This year, as Voodoo celebrated its 15th birthday, Design Build Adventure was hired to create the site plan for and then manage the festival’s general admission and VIP camping areas. On the technical side, this entailed mapping out electrical and plumbing and staging locations for medical, security, hospitality, entrances and exits, and so forth. On the more creative side, it involved designing and furnishing the interiors of the VIP safari tents and hospitality area and then coordinating with all the vendors to make their vision a reality.
When it was all said and done, however, our guys found themselves gaining experience and expertise in areas well beyond what they were hired to do.
And that was intentionally so.
“From a DBA services standpoint, we were doing research for Voodoo on how to do this — how to staff the camping areas and how to create the right mood and spirit that’s conducive to good camping,” says Jack. “Our strategy was to do a little bit of everything so that our suggestions about how to do it even better in the future are not abstract opinions, but based on real, hands-on experience.”
There was really nothing that our crew didn’t do. Manned with walkie talkies and working closely with Voodoo production staff, they were at the ready to troubleshoot problems and keep everything running like a well-oiled machine.
They shuttled guests via golfcart, bartended, made beds, managed the trash, kept bottled water and beer on ice, cooked a brisket every day, spun records in the hospitality tent, performed live music around the campfire (thanks, Dan Dyer and Jesse Ebaugh!), hand-printed festival posters (thanks, Mishka Westell!), and all the while still managed to party and get up early the next morning to make the coffee, eggs and bacon!
And, of course, in true Design Build Adventure style, they maintained an ever-present campfire in the middle of it all. Good thing too, as one evening the campfire attracted none other than Reignwolf, who, accompanied by his drummer, jammed on his electric guitar for a cozy handful of fans, as the major headliners in the distance belted out songs for crowds of thousands.
“i think it’s interesting that even though we are designers and builders, we participated in all these other parts of it because they are important— from adjusting the lighting in the hospitality tent to serving a drink,” Jack says.

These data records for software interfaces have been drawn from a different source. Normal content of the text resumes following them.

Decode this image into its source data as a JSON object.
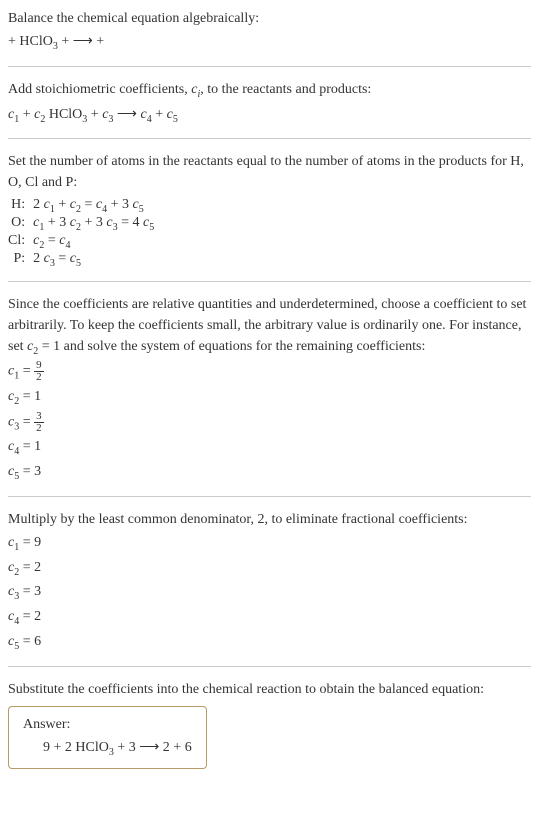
{
  "intro": {
    "line1": "Balance the chemical equation algebraically:",
    "line2_prefix": " + HClO",
    "line2_sub": "3",
    "line2_mid": " +   ⟶   + "
  },
  "stoich": {
    "text": "Add stoichiometric coefficients, ",
    "ci": "c",
    "ci_sub": "i",
    "text2": ", to the reactants and products:",
    "eq_c1": "c",
    "eq_c1s": "1",
    "eq_plus1": "  + ",
    "eq_c2": "c",
    "eq_c2s": "2",
    "eq_hclo": " HClO",
    "eq_hclos": "3",
    "eq_plus2": " + ",
    "eq_c3": "c",
    "eq_c3s": "3",
    "eq_arrow": "   ⟶ ",
    "eq_c4": "c",
    "eq_c4s": "4",
    "eq_plus3": "  + ",
    "eq_c5": "c",
    "eq_c5s": "5"
  },
  "atoms": {
    "text": "Set the number of atoms in the reactants equal to the number of atoms in the products for H, O, Cl and P:",
    "h_label": "H: ",
    "h_eq_a": "2 ",
    "h_c1": "c",
    "h_c1s": "1",
    "h_plus1": " + ",
    "h_c2": "c",
    "h_c2s": "2",
    "h_eq": " = ",
    "h_c4": "c",
    "h_c4s": "4",
    "h_plus2": " + 3 ",
    "h_c5": "c",
    "h_c5s": "5",
    "o_label": "O: ",
    "o_c1": "c",
    "o_c1s": "1",
    "o_plus1": " + 3 ",
    "o_c2": "c",
    "o_c2s": "2",
    "o_plus2": " + 3 ",
    "o_c3": "c",
    "o_c3s": "3",
    "o_eq": " = 4 ",
    "o_c5": "c",
    "o_c5s": "5",
    "cl_label": "Cl: ",
    "cl_c2": "c",
    "cl_c2s": "2",
    "cl_eq": " = ",
    "cl_c4": "c",
    "cl_c4s": "4",
    "p_label": "P: ",
    "p_a": "2 ",
    "p_c3": "c",
    "p_c3s": "3",
    "p_eq": " = ",
    "p_c5": "c",
    "p_c5s": "5"
  },
  "solve": {
    "text1": "Since the coefficients are relative quantities and underdetermined, choose a coefficient to set arbitrarily. To keep the coefficients small, the arbitrary value is ordinarily one. For instance, set ",
    "c2": "c",
    "c2s": "2",
    "text2": " = 1 and solve the system of equations for the remaining coefficients:",
    "r1_c": "c",
    "r1_s": "1",
    "r1_eq": " = ",
    "r1_num": "9",
    "r1_den": "2",
    "r2_c": "c",
    "r2_s": "2",
    "r2_eq": " = 1",
    "r3_c": "c",
    "r3_s": "3",
    "r3_eq": " = ",
    "r3_num": "3",
    "r3_den": "2",
    "r4_c": "c",
    "r4_s": "4",
    "r4_eq": " = 1",
    "r5_c": "c",
    "r5_s": "5",
    "r5_eq": " = 3"
  },
  "multiply": {
    "text": "Multiply by the least common denominator, 2, to eliminate fractional coefficients:",
    "r1_c": "c",
    "r1_s": "1",
    "r1_eq": " = 9",
    "r2_c": "c",
    "r2_s": "2",
    "r2_eq": " = 2",
    "r3_c": "c",
    "r3_s": "3",
    "r3_eq": " = 3",
    "r4_c": "c",
    "r4_s": "4",
    "r4_eq": " = 2",
    "r5_c": "c",
    "r5_s": "5",
    "r5_eq": " = 6"
  },
  "final": {
    "text": "Substitute the coefficients into the chemical reaction to obtain the balanced equation:",
    "answer_label": "Answer:",
    "eq_a": "9  + 2 HClO",
    "eq_sub": "3",
    "eq_b": " + 3   ⟶  2  + 6"
  }
}
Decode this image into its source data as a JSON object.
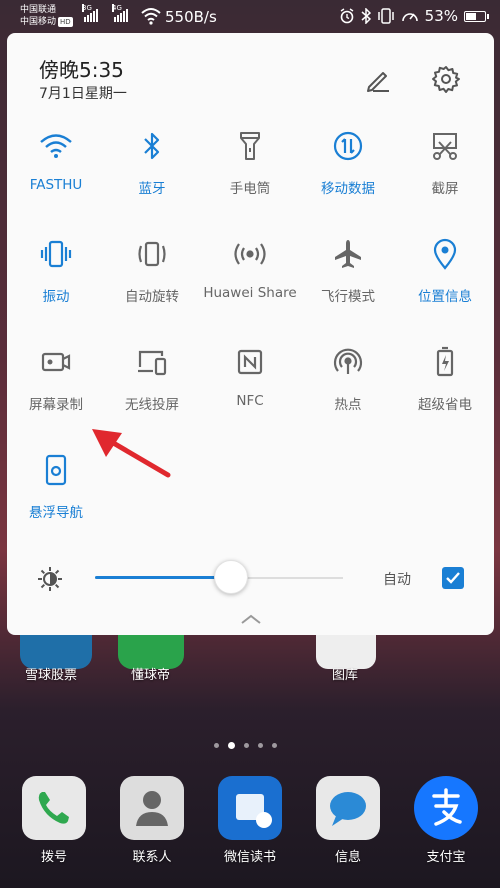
{
  "status_bar": {
    "carrier1": "中国联通",
    "carrier2": "中国移动",
    "hd_badge": "HD",
    "net1": "3G",
    "net2": "4G",
    "speed": "550B/s",
    "battery": "53%"
  },
  "panel": {
    "time": "傍晚5:35",
    "date": "7月1日星期一",
    "tiles": [
      {
        "label": "FASTHU",
        "icon": "wifi-icon",
        "on": true
      },
      {
        "label": "蓝牙",
        "icon": "bluetooth-icon",
        "on": true
      },
      {
        "label": "手电筒",
        "icon": "flashlight-icon",
        "on": false
      },
      {
        "label": "移动数据",
        "icon": "mobile-data-icon",
        "on": true
      },
      {
        "label": "截屏",
        "icon": "screenshot-icon",
        "on": false
      },
      {
        "label": "振动",
        "icon": "vibrate-icon",
        "on": true
      },
      {
        "label": "自动旋转",
        "icon": "rotate-icon",
        "on": false
      },
      {
        "label": "Huawei Share",
        "icon": "huawei-share-icon",
        "on": false
      },
      {
        "label": "飞行模式",
        "icon": "airplane-icon",
        "on": false
      },
      {
        "label": "位置信息",
        "icon": "location-icon",
        "on": true
      },
      {
        "label": "屏幕录制",
        "icon": "screen-record-icon",
        "on": false
      },
      {
        "label": "无线投屏",
        "icon": "wireless-projection-icon",
        "on": false
      },
      {
        "label": "NFC",
        "icon": "nfc-icon",
        "on": false
      },
      {
        "label": "热点",
        "icon": "hotspot-icon",
        "on": false
      },
      {
        "label": "超级省电",
        "icon": "power-saving-icon",
        "on": false
      },
      {
        "label": "悬浮导航",
        "icon": "floating-nav-icon",
        "on": true
      }
    ],
    "brightness": {
      "level": 0.55,
      "auto_label": "自动",
      "auto_checked": true
    }
  },
  "home": {
    "partial_apps": [
      "雪球股票",
      "懂球帝",
      "图库"
    ],
    "dock": [
      "拨号",
      "联系人",
      "微信读书",
      "信息",
      "支付宝"
    ]
  },
  "colors": {
    "accent": "#1a7fd4",
    "inactive": "#666666",
    "arrow": "#e0282e"
  }
}
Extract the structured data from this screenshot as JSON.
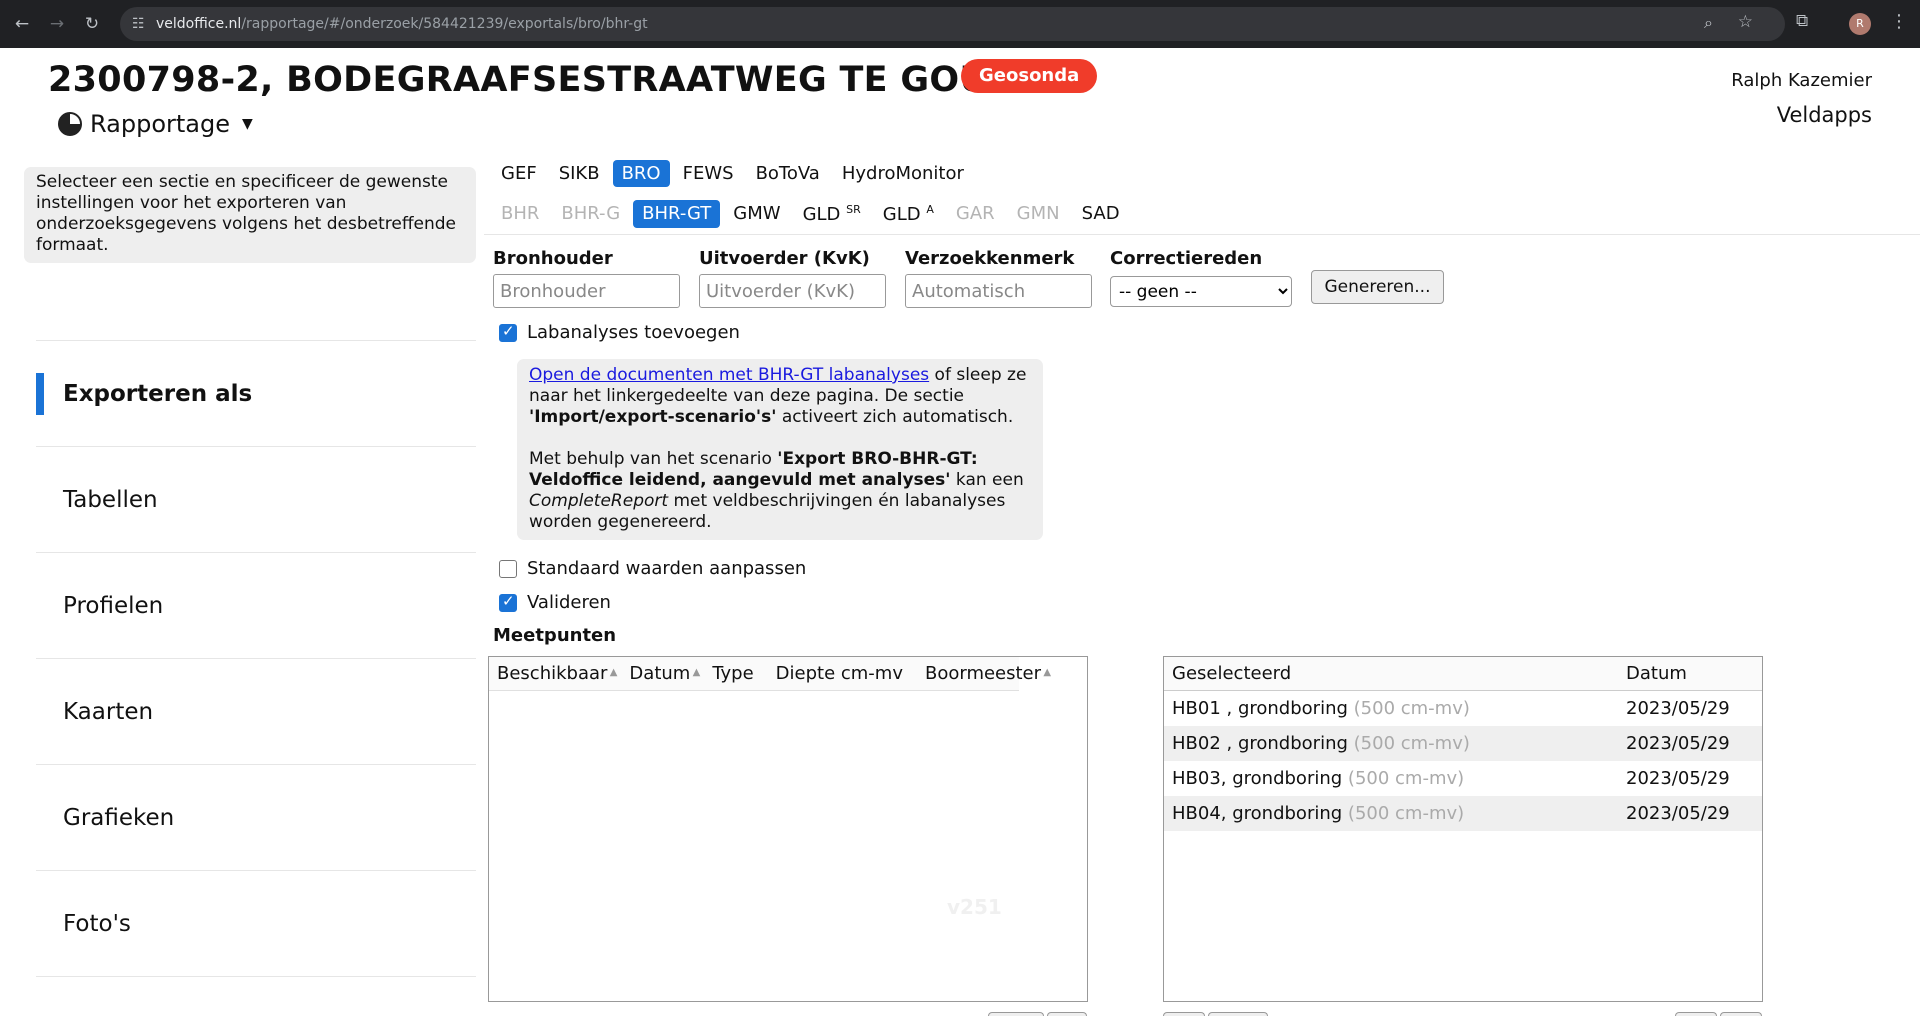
{
  "browser": {
    "url_host": "veldoffice.nl",
    "url_path": "/rapportage/#/onderzoek/584421239/exportals/bro/bhr-gt",
    "profile_initial": "R"
  },
  "header": {
    "title": "2300798-2, BODEGRAAFSESTRAATWEG TE GOUDA",
    "badge": "Geosonda",
    "badge_color": "#f03c2a",
    "user_name": "Ralph Kazemier",
    "app_name": "Veldapps",
    "mode_label": "Rapportage"
  },
  "sidebar": {
    "info": "Selecteer een sectie en specificeer de gewenste instellingen voor het exporteren van onderzoeksgegevens volgens het desbetreffende formaat.",
    "items": [
      {
        "label": "Exporteren als",
        "active": true
      },
      {
        "label": "Tabellen"
      },
      {
        "label": "Profielen"
      },
      {
        "label": "Kaarten"
      },
      {
        "label": "Grafieken"
      },
      {
        "label": "Foto's"
      }
    ]
  },
  "tabs_primary": [
    "GEF",
    "SIKB",
    "BRO",
    "FEWS",
    "BoToVa",
    "HydroMonitor"
  ],
  "tabs_primary_selected": "BRO",
  "tabs_secondary": {
    "bhr": "BHR",
    "bhr_g": "BHR-G",
    "bhr_gt": "BHR-GT",
    "gmw": "GMW",
    "gld_sr": "GLD",
    "gld_sr_sup": "SR",
    "gld_a": "GLD",
    "gld_a_sup": "A",
    "gar": "GAR",
    "gmn": "GMN",
    "sad": "SAD"
  },
  "form": {
    "bronhouder_label": "Bronhouder",
    "bronhouder_placeholder": "Bronhouder",
    "uitvoerder_label": "Uitvoerder (KvK)",
    "uitvoerder_placeholder": "Uitvoerder (KvK)",
    "verzoekkenmerk_label": "Verzoekkenmerk",
    "verzoekkenmerk_placeholder": "Automatisch",
    "correctiereden_label": "Correctiereden",
    "correctiereden_value": "-- geen --",
    "generate_label": "Genereren..."
  },
  "options": {
    "labanalyses": "Labanalyses toevoegen",
    "standaard": "Standaard waarden aanpassen",
    "valideren": "Valideren"
  },
  "note": {
    "link": "Open de documenten met BHR-GT labanalyses",
    "text1": " of sleep ze naar het linkergedeelte van deze pagina. De sectie ",
    "bold1": "'Import/export-scenario's'",
    "text2": " activeert zich automatisch.",
    "text3": "Met behulp van het scenario ",
    "bold2": "'Export BRO-BHR-GT: Veldoffice leidend, aangevuld met analyses'",
    "text4": " kan een ",
    "italic1": "CompleteReport",
    "text5": " met veldbeschrijvingen én labanalyses worden gegenereerd."
  },
  "meetpunten": {
    "label": "Meetpunten",
    "available_columns": [
      "Beschikbaar",
      "Datum",
      "Type",
      "Diepte cm-mv",
      "Boormeester"
    ],
    "version": "v251",
    "selected_header": "Geselecteerd",
    "date_header": "Datum",
    "selected_rows": [
      {
        "name": "HB01 , grondboring",
        "depth": "(500 cm-mv)",
        "date": "2023/05/29"
      },
      {
        "name": "HB02 , grondboring",
        "depth": "(500 cm-mv)",
        "date": "2023/05/29"
      },
      {
        "name": "HB03, grondboring",
        "depth": "(500 cm-mv)",
        "date": "2023/05/29"
      },
      {
        "name": "HB04, grondboring",
        "depth": "(500 cm-mv)",
        "date": "2023/05/29"
      }
    ]
  },
  "icons": {
    "back": "arrow-left-icon",
    "forward": "arrow-right-icon",
    "reload": "reload-icon",
    "site_settings": "tune-icon",
    "zoom": "zoom-icon",
    "bookmark": "star-icon",
    "extensions": "puzzle-icon",
    "menu": "kebab-menu-icon",
    "mode": "pie-chart-icon",
    "mode_caret": "caret-down-icon"
  }
}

“We wanted to Intimately know what it takes. It parallels closely to the kind of logic we follow in most everything we do. We’re going to do whatever it takes.”